‘While digital assistants such as the Amazon Echo are supposed to be activated by a specific ‘wake-up’ word,’ Kaspersky security expert David Emm told the MailOnline
‘Time and time again recently these devices have hit the headlines for intruding on people’s privacy,’ Kaspersky security expert David Emm told the MailOnline
With the number of smart speakers in homes and businesses continuing to grow, Mr Emm added, consumers need to be made aware ‘that what goes on at home doesn’t necessarily stay at home.’
‘It is an alarming wake-up call to owners of all digital assistants that the vendor has access to a huge volume of your personal information,’ he said.
This information is of potential value not only to cyber-criminals who could conceivably gain access to the data, but advertisers as well.
‘Such information could be used nefariously, even by trusted parties,’ said Mr Emm.
‘Amazon, Google and any other manufacturer must act to prevent continued intrusions of privacy.’
‘They should make clear what data is collected and how it is stored and offer people the ability to opt out of such storage.’
Audio clips of users were accidentally captured by the popular digital assistant — confusing the noises for the commands it should be listening to — and sent off for analysis
‘We take the security and privacy of our customers’ information seriously,’ an Amazon spokesperson told MailOnline.
‘We label a fraction of one percent (0.2 per cent) of customer interactions in order to improve the customer experience.’
This information, they explained, helps Amazon to train its speech recognition and natural language interpreting systems, with the aim of making Alexa better understand user requests.

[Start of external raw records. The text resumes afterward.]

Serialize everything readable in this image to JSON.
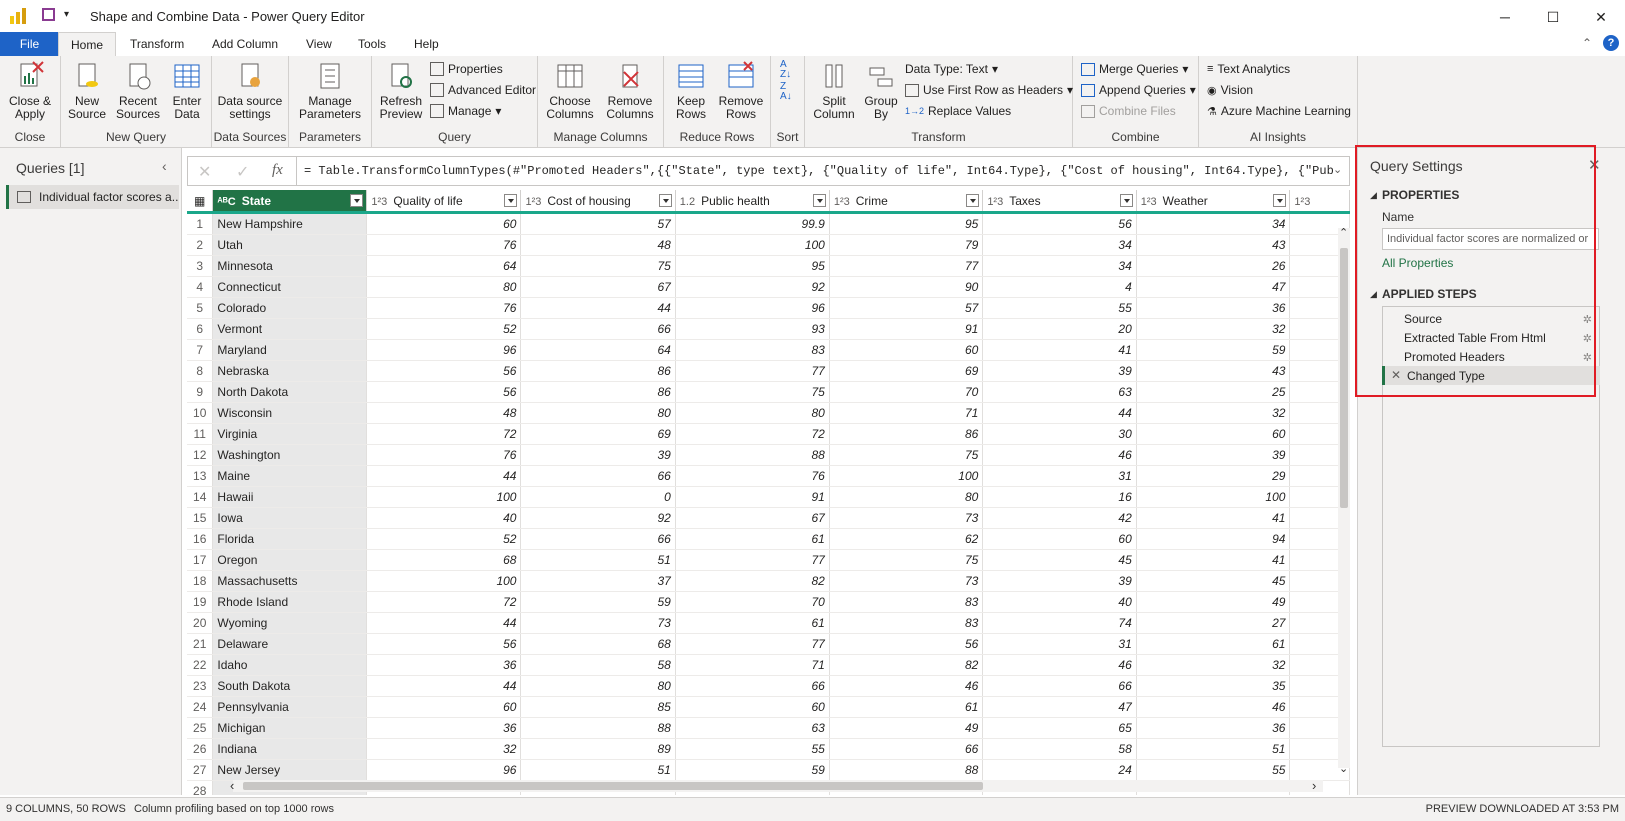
{
  "window": {
    "title": "Shape and Combine Data - Power Query Editor"
  },
  "tabs": [
    "File",
    "Home",
    "Transform",
    "Add Column",
    "View",
    "Tools",
    "Help"
  ],
  "ribbon": {
    "close_apply": "Close &\nApply",
    "close_group": "Close",
    "new_source": "New\nSource",
    "recent_sources": "Recent\nSources",
    "enter_data": "Enter\nData",
    "new_query_group": "New Query",
    "data_source_settings": "Data source\nsettings",
    "data_sources_group": "Data Sources",
    "manage_parameters": "Manage\nParameters",
    "parameters_group": "Parameters",
    "refresh_preview": "Refresh\nPreview",
    "properties": "Properties",
    "advanced_editor": "Advanced Editor",
    "manage": "Manage",
    "query_group": "Query",
    "choose_columns": "Choose\nColumns",
    "remove_columns": "Remove\nColumns",
    "manage_columns_group": "Manage Columns",
    "keep_rows": "Keep\nRows",
    "remove_rows": "Remove\nRows",
    "reduce_rows_group": "Reduce Rows",
    "sort_group": "Sort",
    "split_column": "Split\nColumn",
    "group_by": "Group\nBy",
    "data_type": "Data Type: Text",
    "use_first_row": "Use First Row as Headers",
    "replace_values": "Replace Values",
    "transform_group": "Transform",
    "merge_queries": "Merge Queries",
    "append_queries": "Append Queries",
    "combine_files": "Combine Files",
    "combine_group": "Combine",
    "text_analytics": "Text Analytics",
    "vision": "Vision",
    "azure_ml": "Azure Machine Learning",
    "ai_group": "AI Insights"
  },
  "queries": {
    "header": "Queries [1]",
    "items": [
      "Individual factor scores a..."
    ]
  },
  "formula": "= Table.TransformColumnTypes(#\"Promoted Headers\",{{\"State\", type text}, {\"Quality of life\", Int64.Type}, {\"Cost of housing\", Int64.Type}, {\"Public",
  "columns": [
    {
      "type": "ABC",
      "name": "State"
    },
    {
      "type": "123",
      "name": "Quality of life"
    },
    {
      "type": "123",
      "name": "Cost of housing"
    },
    {
      "type": "1.2",
      "name": "Public health"
    },
    {
      "type": "123",
      "name": "Crime"
    },
    {
      "type": "123",
      "name": "Taxes"
    },
    {
      "type": "123",
      "name": "Weather"
    }
  ],
  "rows": [
    [
      "1",
      "New Hampshire",
      "60",
      "57",
      "99.9",
      "95",
      "56",
      "34"
    ],
    [
      "2",
      "Utah",
      "76",
      "48",
      "100",
      "79",
      "34",
      "43"
    ],
    [
      "3",
      "Minnesota",
      "64",
      "75",
      "95",
      "77",
      "34",
      "26"
    ],
    [
      "4",
      "Connecticut",
      "80",
      "67",
      "92",
      "90",
      "4",
      "47"
    ],
    [
      "5",
      "Colorado",
      "76",
      "44",
      "96",
      "57",
      "55",
      "36"
    ],
    [
      "6",
      "Vermont",
      "52",
      "66",
      "93",
      "91",
      "20",
      "32"
    ],
    [
      "7",
      "Maryland",
      "96",
      "64",
      "83",
      "60",
      "41",
      "59"
    ],
    [
      "8",
      "Nebraska",
      "56",
      "86",
      "77",
      "69",
      "39",
      "43"
    ],
    [
      "9",
      "North Dakota",
      "56",
      "86",
      "75",
      "70",
      "63",
      "25"
    ],
    [
      "10",
      "Wisconsin",
      "48",
      "80",
      "80",
      "71",
      "44",
      "32"
    ],
    [
      "11",
      "Virginia",
      "72",
      "69",
      "72",
      "86",
      "30",
      "60"
    ],
    [
      "12",
      "Washington",
      "76",
      "39",
      "88",
      "75",
      "46",
      "39"
    ],
    [
      "13",
      "Maine",
      "44",
      "66",
      "76",
      "100",
      "31",
      "29"
    ],
    [
      "14",
      "Hawaii",
      "100",
      "0",
      "91",
      "80",
      "16",
      "100"
    ],
    [
      "15",
      "Iowa",
      "40",
      "92",
      "67",
      "73",
      "42",
      "41"
    ],
    [
      "16",
      "Florida",
      "52",
      "66",
      "61",
      "62",
      "60",
      "94"
    ],
    [
      "17",
      "Oregon",
      "68",
      "51",
      "77",
      "75",
      "45",
      "41"
    ],
    [
      "18",
      "Massachusetts",
      "100",
      "37",
      "82",
      "73",
      "39",
      "45"
    ],
    [
      "19",
      "Rhode Island",
      "72",
      "59",
      "70",
      "83",
      "40",
      "49"
    ],
    [
      "20",
      "Wyoming",
      "44",
      "73",
      "61",
      "83",
      "74",
      "27"
    ],
    [
      "21",
      "Delaware",
      "56",
      "68",
      "77",
      "56",
      "31",
      "61"
    ],
    [
      "22",
      "Idaho",
      "36",
      "58",
      "71",
      "82",
      "46",
      "32"
    ],
    [
      "23",
      "South Dakota",
      "44",
      "80",
      "66",
      "46",
      "66",
      "35"
    ],
    [
      "24",
      "Pennsylvania",
      "60",
      "85",
      "60",
      "61",
      "47",
      "46"
    ],
    [
      "25",
      "Michigan",
      "36",
      "88",
      "63",
      "49",
      "65",
      "36"
    ],
    [
      "26",
      "Indiana",
      "32",
      "89",
      "55",
      "66",
      "58",
      "51"
    ],
    [
      "27",
      "New Jersey",
      "96",
      "51",
      "59",
      "88",
      "24",
      "55"
    ],
    [
      "28",
      "",
      "",
      "",
      "",
      "",
      "",
      ""
    ]
  ],
  "settings": {
    "title": "Query Settings",
    "properties_header": "PROPERTIES",
    "name_label": "Name",
    "name_value": "Individual factor scores are normalized or",
    "all_properties": "All Properties",
    "applied_steps_header": "APPLIED STEPS",
    "steps": [
      "Source",
      "Extracted Table From Html",
      "Promoted Headers",
      "Changed Type"
    ]
  },
  "status": {
    "columns_rows": "9 COLUMNS, 50 ROWS",
    "profiling": "Column profiling based on top 1000 rows",
    "preview": "PREVIEW DOWNLOADED AT 3:53 PM"
  },
  "colors": {
    "accent_green": "#217346",
    "file_blue": "#1e63c7",
    "highlight_red": "#e01b24",
    "teal_bar": "#1aa78a"
  }
}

‘We have strict technical and operational safeguards in place to protect customer privacy, and have a zero tolerance policy for the abuse of our system,’ the spokesperson continued.

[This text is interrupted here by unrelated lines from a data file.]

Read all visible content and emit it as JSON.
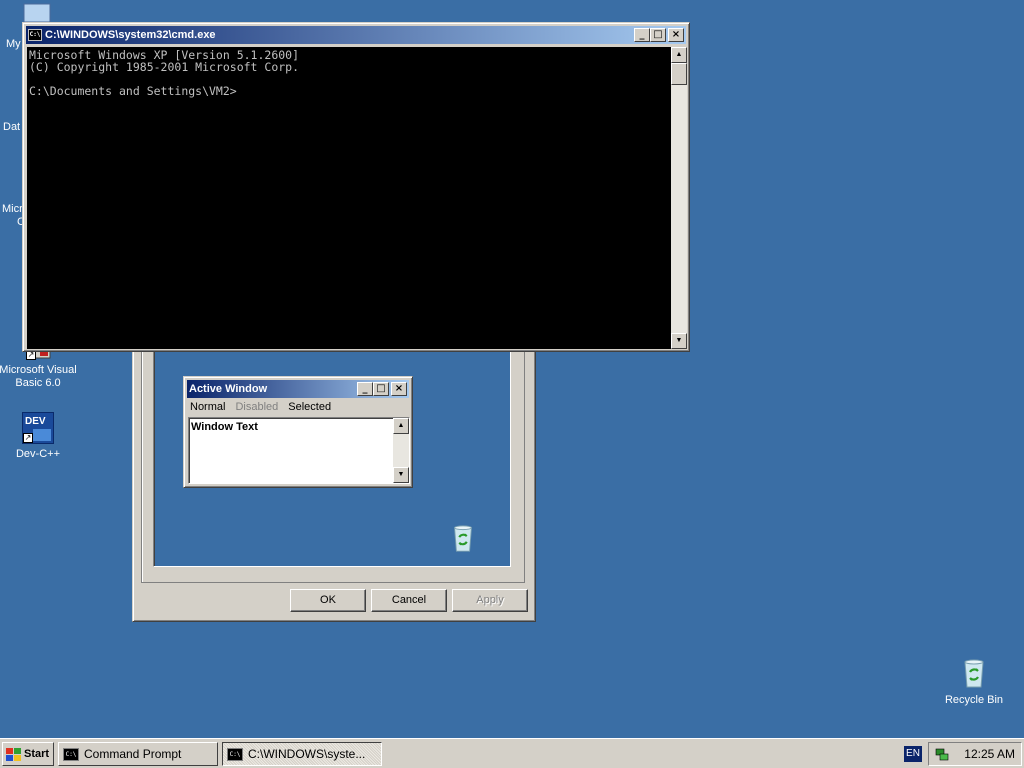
{
  "desktop": {
    "icons": [
      {
        "label": "Microsoft Visual Basic 6.0",
        "icon": "visual-basic-icon"
      },
      {
        "label": "Dev-C++",
        "icon": "devcpp-icon",
        "glyph_text": "DEV"
      },
      {
        "label": "Recycle Bin",
        "icon": "recycle-bin-icon"
      }
    ],
    "partial_labels": [
      "My",
      "Dat",
      "Micro",
      "C"
    ]
  },
  "cmd_window": {
    "title": "C:\\WINDOWS\\system32\\cmd.exe",
    "icon_text": "C:\\",
    "lines": [
      "Microsoft Windows XP [Version 5.1.2600]",
      "(C) Copyright 1985-2001 Microsoft Corp.",
      "",
      "C:\\Documents and Settings\\VM2>"
    ]
  },
  "appearance_dialog": {
    "buttons": {
      "ok": "OK",
      "cancel": "Cancel",
      "apply": "Apply"
    }
  },
  "sample_window": {
    "title": "Active Window",
    "menu": {
      "normal": "Normal",
      "disabled": "Disabled",
      "selected": "Selected"
    },
    "text": "Window Text"
  },
  "taskbar": {
    "start_label": "Start",
    "tasks": [
      {
        "label": "Command Prompt",
        "active": false
      },
      {
        "label": "C:\\WINDOWS\\syste...",
        "active": true
      }
    ],
    "language": "EN",
    "clock": "12:25 AM"
  },
  "colors": {
    "desktop": "#3a6ea5",
    "title_active_start": "#0a246a",
    "title_active_end": "#a6caf0",
    "face": "#d4d0c8"
  }
}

‘Data associates do not receive information that can identify customers, access to internal tools is highly controlled, and customers can delete voice recordings associated with their account at any time.’
In addition, Amazon agents listening to recordings are bound by strict confidentiality rules, the Sun reported.
WHY ARE PEOPLE CONCERNED OVER PRIVACY WITH AMAZON’S ALEXA DEVICES?
Amazon devices have previously been activated when they’re not wanted – meaning the devices could be listening.
Millions are reluctant to invite the devices and their powerful microphones into their homes out of concern that their conversations are being heard.
Amazon devices rely on microphones listening out for a key word, which can be triggered by accident and without their owner’s realisation.
The camera on the £119.99 ($129) Echo Spot, which doubles up as a ‘smart alarm’, will also probably be facing directly at the user’s bed.
The device has such sophisticated microphones it can hear people talking from across the room – even if music is playing.
Last month a hack by British security researcher Mark Barnes saw 2015 and 2016 versions of the Echo turned into a live microphone.
Fraudsters could then use this live audio feed to collect sensitive information from the device.
The Sun’s investigation comes after similar privacy issues were revealed with Apple’s equivalent digital assistant, Siri — which is so sensitive that even the sound of a zipper being pulled can set it off.
‘There have been countless instances of recordings featuring private discussions between doctors and patients, business deals, criminal dealings, sexual encounters and so on,’ an anonymous source reportedly told the Sun.
In particular, it has been suggested that Siri is especially disposed towards unintended activation on Apple Watch devices.
‘The regularity of accidental triggers on the watch is incredibly high,’ the whistleblower reportedly told the Sun.
‘These recordings are accompanied by user data showing location and contact details.’
‘You’ll hear a doctor and patient, talking, or people engaging in sex.’
A spokesperson for Apple told the Sun that, in the UK, less that one per cent of voice-activated recordings are listed to by staff.
‘User requests are not associated with the [user’s] Apple ID,’ they added.